The new party of ex-president Andrej Kiska would win enough support to gain seats in parliament if a general election was held in the second half of June. Za Ľudí (For the People) would receive 5.2 percent of the vote, meaning it would pass the threshold necessary to make it to parliament by a narrow margin.
On the other hand, parliamentary regular Béla Bugár would have to leave parliament since his Most-Híd party would win only 4.5-percent support.
This stems from the recent poll carried out by the Focus agency between June 19 and 25 on 1,023 respondents.
Nine parties in parliament
The election would be won by the senior ruling party Smer, which would be supported by 20.3 percent of the vote. This is an increase from the previous Focus poll, which suggested it would gain 19.7 percent.
Second would be the coalition of Progressive Slovakia (PS) and Spolu (Together) with 15.7 percent, down from 17.8 percent compared with the previous June poll.
It would be followed by the far-right Kotleba – People’s Party Our Slovakia (ĽSNS) with 12.6 percent (up from 12.5 percent) the Slovak National Party (SNS) with 7.3 percent (up from 7.2 percent) Freedom and Solidarity (SaS) with 7.1 percent (down from 8 percent) and the Christian Democratic Movement (KDH) with 7 percent (down from 7.5 percent).Read also:Read more
Next would be Sme Rodina (We Are Family) of Boris Kollár with 7 percent (down from 7.3 percent) and Za Ľudí (For the People). The last to make it to parliament would be the Ordinary People and Independent Personalities (OĽaNO) movement with 5.1 percent (down from 6.7 percent).
Who would form a coalition?
The poll also suggests that 75.3 percent of respondents would vote. Another 11.2 percent of respondents said they do not want to vote, and 13.5 percent did not know whether they would cast their ballot.

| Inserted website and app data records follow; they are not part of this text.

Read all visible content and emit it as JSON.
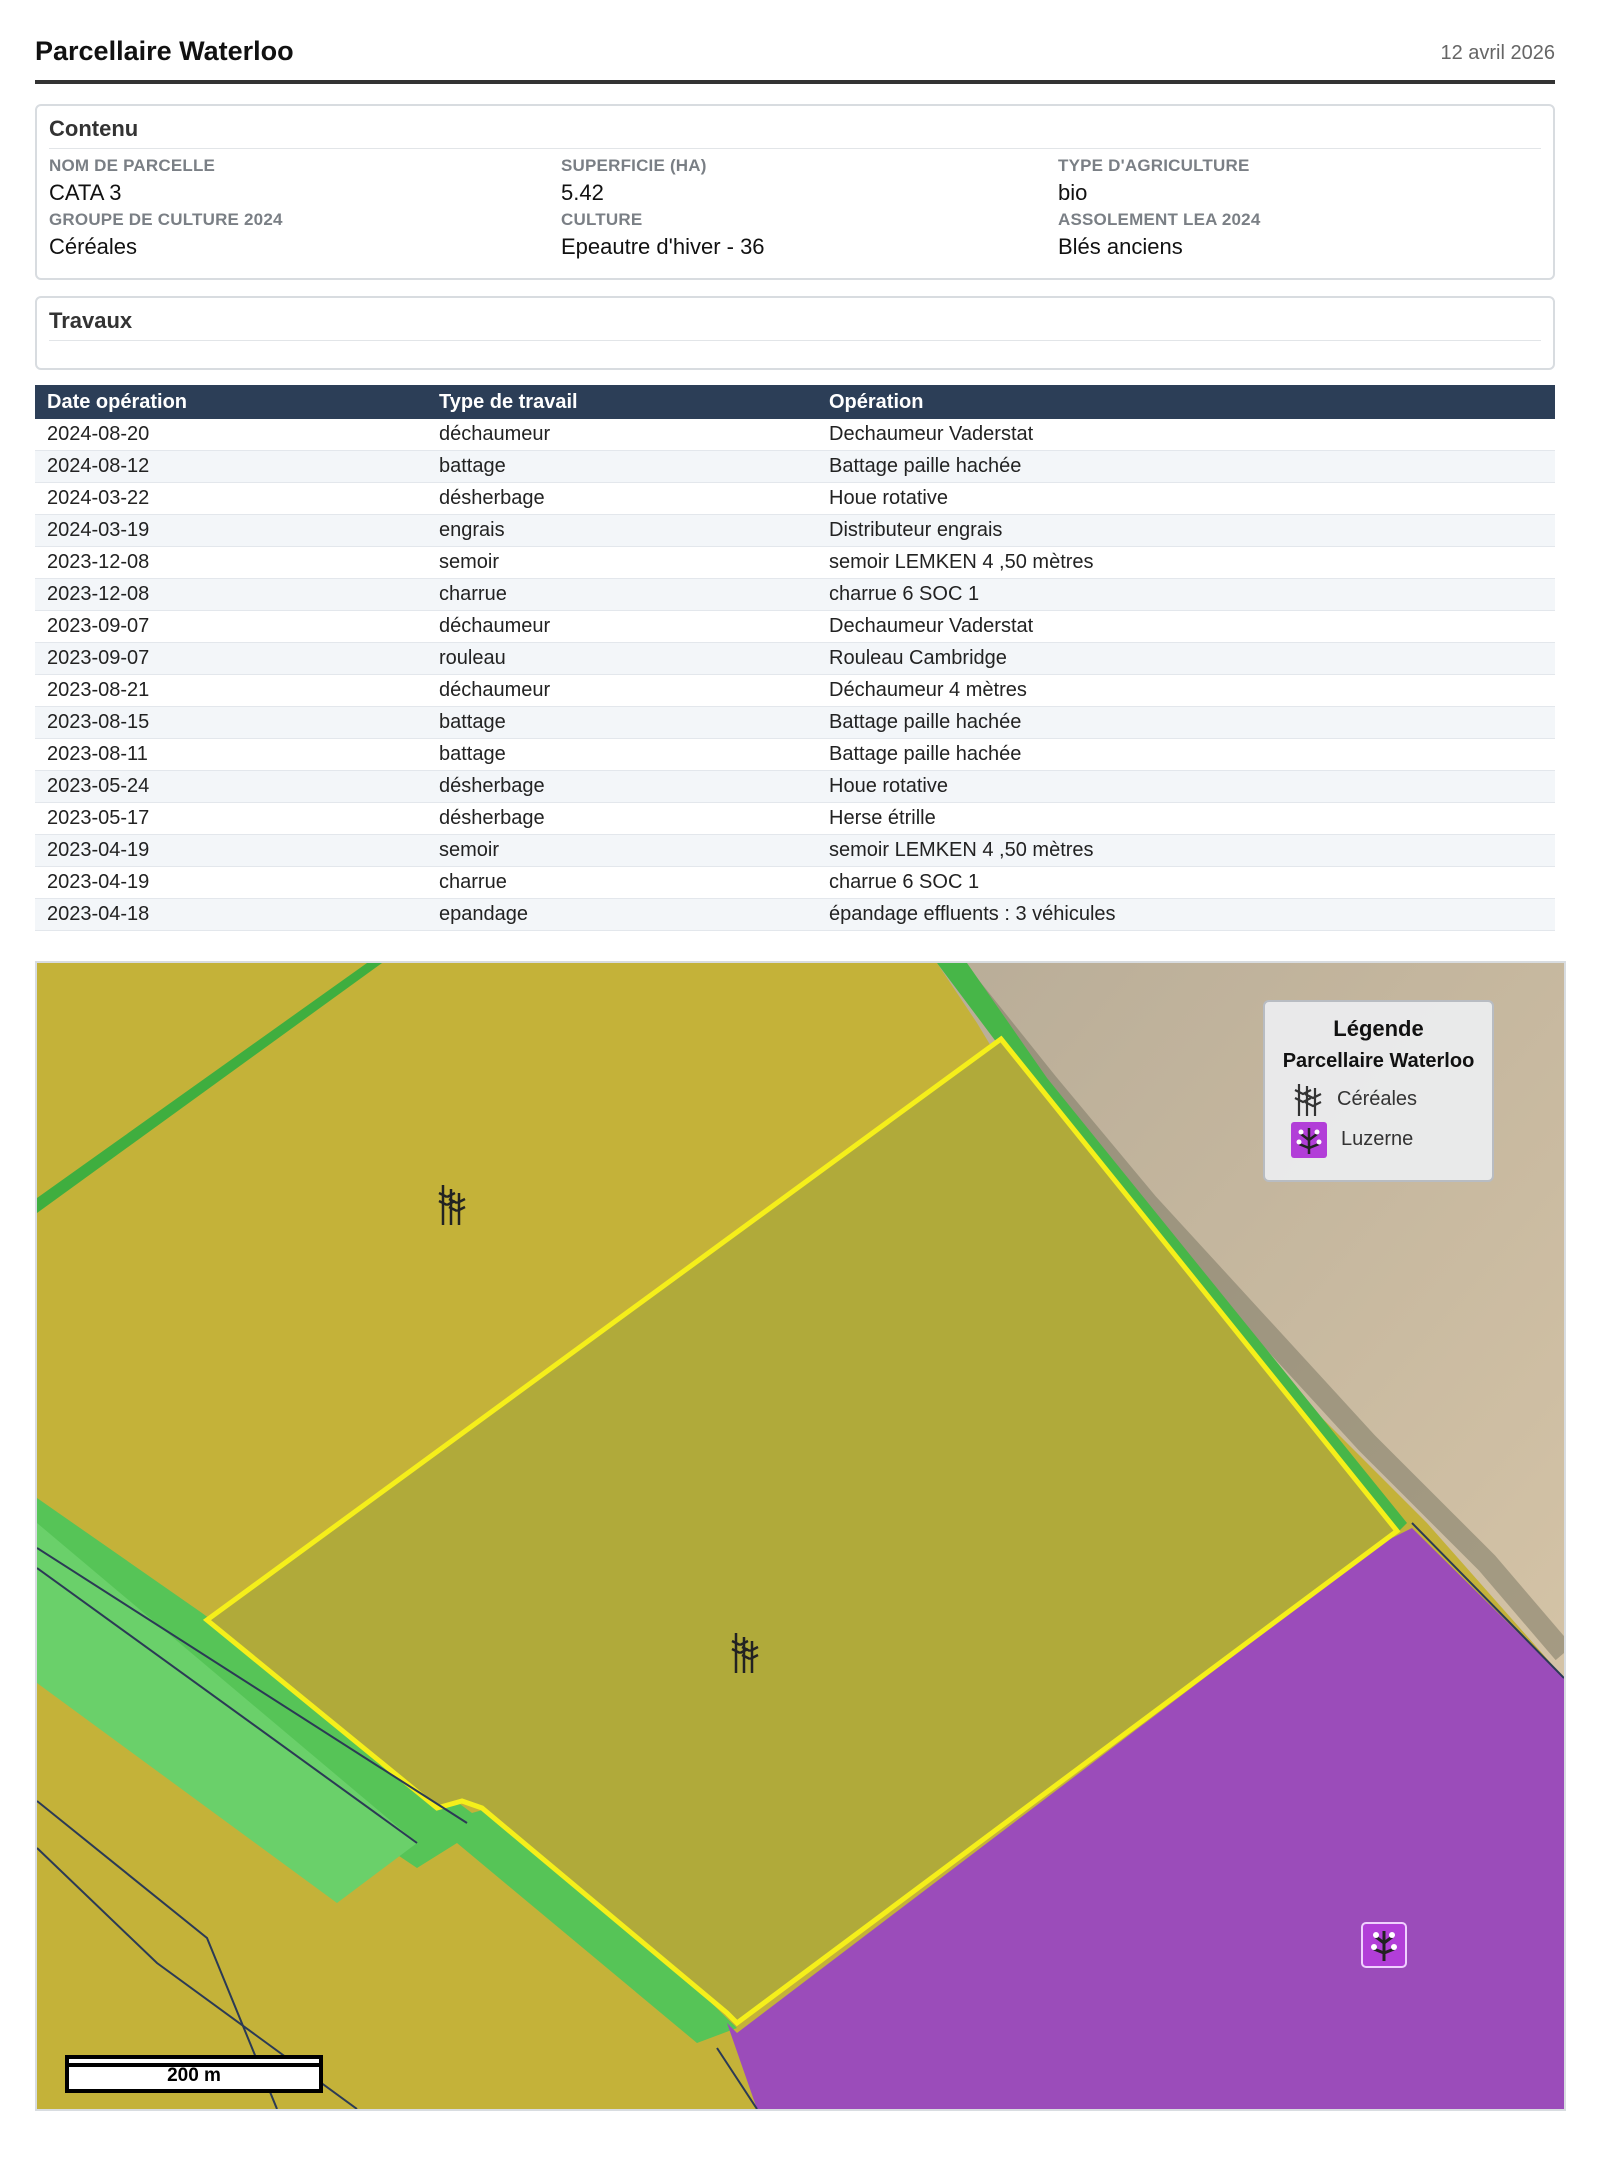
{
  "header": {
    "title": "Parcellaire Waterloo",
    "date": "12 avril 2026"
  },
  "contenu": {
    "title": "Contenu",
    "fields": [
      {
        "label": "NOM DE PARCELLE",
        "value": "CATA 3"
      },
      {
        "label": "SUPERFICIE (HA)",
        "value": "5.42"
      },
      {
        "label": "TYPE D'AGRICULTURE",
        "value": "bio"
      },
      {
        "label": "GROUPE DE CULTURE 2024",
        "value": "Céréales"
      },
      {
        "label": "CULTURE",
        "value": "Epeautre d'hiver - 36"
      },
      {
        "label": "ASSOLEMENT LEA 2024",
        "value": "Blés anciens"
      }
    ]
  },
  "travaux": {
    "title": "Travaux",
    "columns": [
      "Date opération",
      "Type de travail",
      "Opération"
    ],
    "rows": [
      [
        "2024-08-20",
        "déchaumeur",
        "Dechaumeur Vaderstat"
      ],
      [
        "2024-08-12",
        "battage",
        "Battage paille hachée"
      ],
      [
        "2024-03-22",
        "désherbage",
        "Houe rotative"
      ],
      [
        "2024-03-19",
        "engrais",
        "Distributeur engrais"
      ],
      [
        "2023-12-08",
        "semoir",
        "semoir LEMKEN 4 ,50 mètres"
      ],
      [
        "2023-12-08",
        "charrue",
        "charrue 6 SOC 1"
      ],
      [
        "2023-09-07",
        "déchaumeur",
        "Dechaumeur Vaderstat"
      ],
      [
        "2023-09-07",
        "rouleau",
        "Rouleau Cambridge"
      ],
      [
        "2023-08-21",
        "déchaumeur",
        "Déchaumeur 4 mètres"
      ],
      [
        "2023-08-15",
        "battage",
        "Battage paille hachée"
      ],
      [
        "2023-08-11",
        "battage",
        "Battage paille hachée"
      ],
      [
        "2023-05-24",
        "désherbage",
        "Houe rotative"
      ],
      [
        "2023-05-17",
        "désherbage",
        "Herse étrille"
      ],
      [
        "2023-04-19",
        "semoir",
        "semoir LEMKEN 4 ,50 mètres"
      ],
      [
        "2023-04-19",
        "charrue",
        "charrue 6 SOC 1"
      ],
      [
        "2023-04-18",
        "epandage",
        "épandage effluents : 3 véhicules"
      ]
    ]
  },
  "legend": {
    "title": "Légende",
    "layer": "Parcellaire Waterloo",
    "items": [
      {
        "label": "Céréales",
        "icon": "wheat-icon"
      },
      {
        "label": "Luzerne",
        "icon": "alfalfa-icon",
        "color": "#b23ed8"
      }
    ]
  },
  "map": {
    "scale_label": "200 m",
    "colors": {
      "cereal": "#c9b43a",
      "grass": "#4fbf4f",
      "luzerne": "#9a4fb8",
      "bare_soil": "#c9b89c",
      "selection": "#f5ef1a"
    }
  }
}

Given the Focus poll results, the seats in parliament would be distributed like this: Smer 35, PS and Spolu 27, ĽSNS 22, SNS 12, SaS 12, KDH 12, Sme Rodina 12, Za Ľudí 9 and OĽaNO 9.
27. Jun 2019 at 22:34 | Compiled by Spectator staff